What 5 Nepali Students Think About the SEE Cancelation

Lizzie Ottenstein
Shreejana Mainali
A female student taking some notes along with her laptop and mobile device.

The SEE (Secondary Education Examination), introduced in 2016, is the final examination every student must take after completing 10th grade. For the first time, the SEE exam was cancelled affecting millions of students nationwide. Although the Ministry of Education’s decision was critical, students are heartbroken and disappointed while others are adjusting and complying with the new form of grading (i.e internal assessment).

We spoke with five students from different schools in Kathmandu Valley affected by the decision. Here’s what we learned from them.

How SEE cancelation affected students

Leaving schools without SEE, without the anticipation of SEE results, or a proper farewell, has been a troubling experience for students. 41.2% of students in our survey felt the SEE 2077 cancellation was not a thoughtful decision as they were studying hard whereas 35.3% felt the government made the right decision prioritizing the health of students and faculty. 

One student said: “Although I feel our government made the right decision to cancel the SEE, I was a bit sad as I was fully prepared for the exam. The cancellation was a last-minute decision and it shocked me a bit as our government was constantly assuring the exams will be held soon.”

Another student responded that the SEE was his only hope of scoring good enough grades to apply to his top choice colleges as he didn’t secure good grades in internal exams. “I was studying super hard to get good grades in the finals and now my final grades won’t turn out good as it will be based on internal exams. This seems unfair,” he said.

Internal Assessments: Fair or Unfair?

On 9th June 2020, the National Education Board, Nepal Government, and Ministry of Education made the decision to cancel SEE exams and issue certificates based on unbiased internal evaluation.

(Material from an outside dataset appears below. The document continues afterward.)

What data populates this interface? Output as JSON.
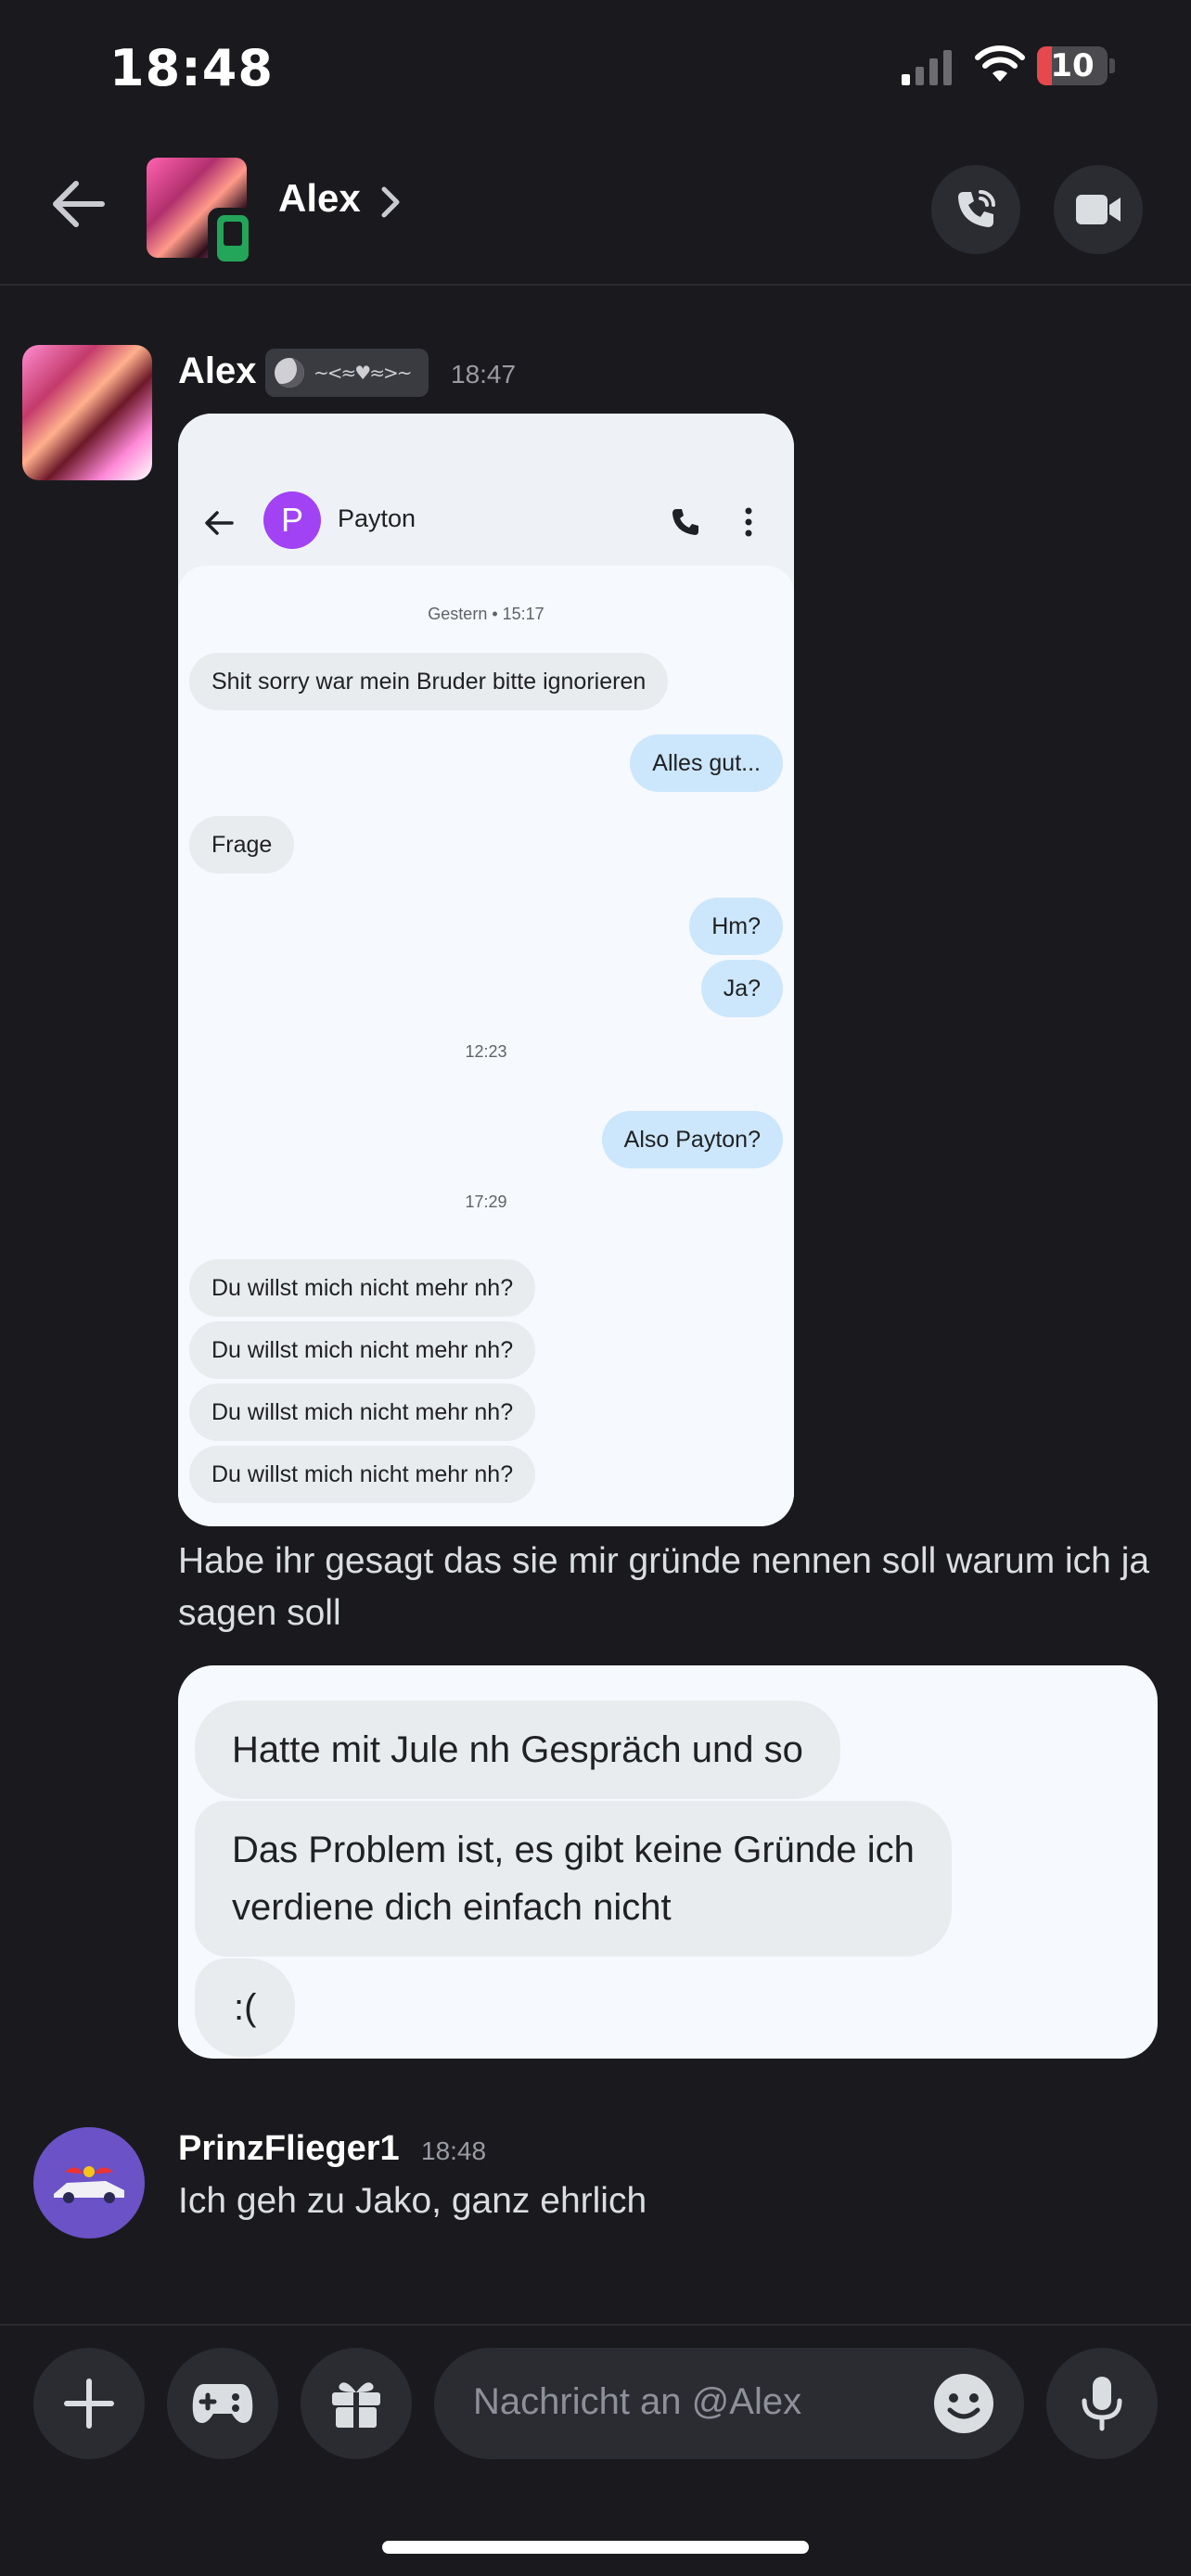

Reacting to this, one student stated: ”I believe the internal evaluation will not be as fair and justified as the conventional grading system. Students and their parents may not be satisfied with the marks obtained and some might even opt to bribe teachers for better marks.”

The NEB has started drafting a working procedure to evaluate grades from internal assessments. The evaluations will first be sent to the District Education Coordination Unit then to the NEB for grade sheet preparation. Showing serious concerns regarding this new policy, one student remarked: ”Students who didn’t do well in internal exams and planning to achieve higher grades in SEE have been severely affected. Marks given on the basis of attendance review, performance evaluation, and internal exams can result in lower grades. This can take away opportunities from students who choose to study at a prestigious college or the faculty they are passionate about.”

On the contrary, some students were happy with the new grading policies. “The non-exam assessment is fair and I appreciate the Nepal government for taking a logical step during such a crisis. Online examinations would have been the best alternative but that doesn’t seem feasible for millions of students from different demographic backgrounds,” added another student who believed this change was necessary. They also expressed the SEE is overrated since the government has extended school-level education up to Grade 12.

Making the Most of Free Time 

SEE cancellations have left students with more free time than they’re used to. Instead of slacking off, students are utilizing this time to learn new things and plan for college. “During this free time, I am researching colleges suitable for me and I am planning to take entrance preparation classes to improve my chances of enrollment” shared one student eagerly. Some responded that they are taking up new hobbies like cooking, guitar, foreign language, and spending time with family and friends.

Anticipating the Digital Transformation 

Students believe education is on the edge of an inevitable digital transformation. One student highlighted how he never thought he would use mobile phones to study, something that pushed him towards self-paced learning. Most stated that the government should change exam policies by adopting creative assessment methods like project submission, oral examinations, competitions, and overall performance.

The decision to cancel SEE exams was extreme but it was the only and perhaps best way to prevent the spread of COVID-19. Students have made significant sacrifices and should be proud and motivated to do better in the future.